  client = Google::Cloud::Monitoring.uptime_check_service
  project_name = client.project_path project: project_id
  config = {
    display_name:       display_name.nil? ? "New uptime check" : display_name,
    monitored_resource: {
      type:   "uptime_url",
      labels: { "host" => host_name.nil? ? "example.com" : host_name }
    },
    http_check:         { path: "/", port: 80 },
    timeout:            { seconds: 10 },
    period:             { seconds: 300 }
  }
  new_config = client.create_uptime_check_config \
    parent:              project_name,
    uptime_check_config: config
  puts new_config.name
  new_config
end

There can be a delay of up to 5 minutes before the uptime check results start to flow into Monitoring. During that time, the uptime check dashboard reports the status as "no data available."

Use ICMP pings

To help you troubleshoot failed public uptime checks, you can configure your uptime checks to send up to 3 ICMP pings during the check. The pings can help you distinguish between failures caused, for example, by network connectivity problems and by timeouts in your application.

By default, uptime checks don't send pings. Each ping adds some latency to the uptime check. Private uptime checks can't send pings.

When a public uptime check fails, the results of the pings are written to Cloud Logging logs. If the ping fails, then the following fields are added to the httpRequest field in the log entry:

  • rtt_usec: round-trip time for each unsuccessful ping request.
  • unreachable_count: number of ping requests that returned the status code ICMP_DEST_UNREACH.
  • no_answer_count: number of ping requests that timed out and returned no response.

The results of pings for successful uptime checks aren't logged.

Configure pings

To configure your public uptime checks to include pings, you must use the Cloud Monitoring API to create your uptime-check configurations or modify existing ones. You can't configure pings by using the Google Cloud console.

Each uptime-check configuration includes either an HttpCheck object or a TcpCheck object. Both of these objects include a pingConfig field. Use this field to specify the number of ICMP pings to include with each check, up to 3. By default, no pings are sent.

To set the value of the pingConfig field, use the PingConfig object, which has the following structure:

{
  "pingsCount": integer
}

For more information about using the Monitoring API for uptime-check configurations, see Create an uptime check: API or Edit an uptime check: API.

Verify your uptime check

When you create an uptime check in the Google Cloud console, you can test the configuration before saving.

Successful checks

An uptime check is successful when the following conditions are true:

  • The HTTP status matches the criteria you selected.
  • The response has no required content or, a search of the response for the required content is successful.

Failed checks

The following are some possible causes of an uptime check failure:

  • Connection Error - Refused: If you are using the default HTTP connection type, check that you have a web server installed that is responding to HTTP requests.
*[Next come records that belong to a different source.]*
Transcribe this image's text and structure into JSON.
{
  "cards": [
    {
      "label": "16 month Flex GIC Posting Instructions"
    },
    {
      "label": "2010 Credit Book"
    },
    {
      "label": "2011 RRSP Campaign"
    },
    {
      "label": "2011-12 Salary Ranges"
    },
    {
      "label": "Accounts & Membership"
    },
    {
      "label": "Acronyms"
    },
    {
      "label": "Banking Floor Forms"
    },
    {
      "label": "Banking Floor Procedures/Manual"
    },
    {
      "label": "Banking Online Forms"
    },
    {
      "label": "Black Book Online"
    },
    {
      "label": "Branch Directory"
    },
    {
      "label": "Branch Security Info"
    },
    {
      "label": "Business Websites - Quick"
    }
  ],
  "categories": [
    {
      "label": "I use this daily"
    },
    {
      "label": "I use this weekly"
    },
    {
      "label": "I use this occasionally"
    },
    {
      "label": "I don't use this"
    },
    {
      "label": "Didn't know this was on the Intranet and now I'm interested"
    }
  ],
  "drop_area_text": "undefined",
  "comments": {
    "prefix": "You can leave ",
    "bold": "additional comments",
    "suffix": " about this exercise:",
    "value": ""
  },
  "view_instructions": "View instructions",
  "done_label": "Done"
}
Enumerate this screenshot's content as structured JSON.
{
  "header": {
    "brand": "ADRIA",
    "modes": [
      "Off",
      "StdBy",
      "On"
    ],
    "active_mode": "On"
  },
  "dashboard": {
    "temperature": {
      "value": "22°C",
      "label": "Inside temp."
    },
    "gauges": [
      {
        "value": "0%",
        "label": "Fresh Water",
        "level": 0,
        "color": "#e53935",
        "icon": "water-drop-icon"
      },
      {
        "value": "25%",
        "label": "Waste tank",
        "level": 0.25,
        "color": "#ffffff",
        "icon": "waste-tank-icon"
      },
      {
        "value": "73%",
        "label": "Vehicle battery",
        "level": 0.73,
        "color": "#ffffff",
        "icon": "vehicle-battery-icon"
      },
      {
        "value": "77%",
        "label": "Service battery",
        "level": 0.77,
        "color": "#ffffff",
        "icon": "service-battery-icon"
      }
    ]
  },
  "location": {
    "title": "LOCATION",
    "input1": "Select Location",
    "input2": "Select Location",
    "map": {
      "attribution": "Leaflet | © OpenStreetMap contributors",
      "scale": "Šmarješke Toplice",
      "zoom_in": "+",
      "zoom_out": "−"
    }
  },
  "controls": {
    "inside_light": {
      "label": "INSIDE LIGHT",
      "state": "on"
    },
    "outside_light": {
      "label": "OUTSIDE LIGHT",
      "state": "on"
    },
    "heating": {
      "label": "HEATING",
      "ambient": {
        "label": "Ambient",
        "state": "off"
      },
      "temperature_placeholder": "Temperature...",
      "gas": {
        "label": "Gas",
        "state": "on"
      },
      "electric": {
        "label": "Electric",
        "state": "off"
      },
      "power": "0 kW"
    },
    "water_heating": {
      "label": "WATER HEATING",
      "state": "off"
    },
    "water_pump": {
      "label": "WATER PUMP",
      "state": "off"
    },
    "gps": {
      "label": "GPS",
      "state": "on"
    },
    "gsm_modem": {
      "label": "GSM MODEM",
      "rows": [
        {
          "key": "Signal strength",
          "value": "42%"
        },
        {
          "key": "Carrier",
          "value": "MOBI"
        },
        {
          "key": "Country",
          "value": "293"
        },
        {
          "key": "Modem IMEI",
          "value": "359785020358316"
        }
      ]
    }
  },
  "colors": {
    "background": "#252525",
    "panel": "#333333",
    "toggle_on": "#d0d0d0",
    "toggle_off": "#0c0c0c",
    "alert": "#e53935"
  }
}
A connection error can happen on a new instance if you haven't installed a web server; see the Quickstart for Compute Engine. If you use an HTTPS connection type, you might have to perform additional configuration steps. For firewall issues, see List uptime-check server IP addresses.
  • Name or service not found: The host name might be incorrect.
  • 403 Forbidden: The service is returning an error code to the uptime checker. For example, the default Apache web server configuration returns this code under Amazon Linux, but it returns code 200 (Success) under some other Linux versions. See the LAMP tutorial for Amazon Linux or your web server's documentation.
  • 404 Not found: The path might be incorrect.
  • 408 Request timeout, or no response: The port number might be incorrect, the service might not be running, the service might be inaccessible, or the timeout might be too low. Check that your firewall allows traffic from the uptime servers; see List uptime-check server IP addresses. The timeout limit is specified as part of the Response Validation options.

If your uptime check is configured to send pings, then the results of pings for failed uptime checks are written to Cloud Logging. For more information, see Use ICMP pings.

What's next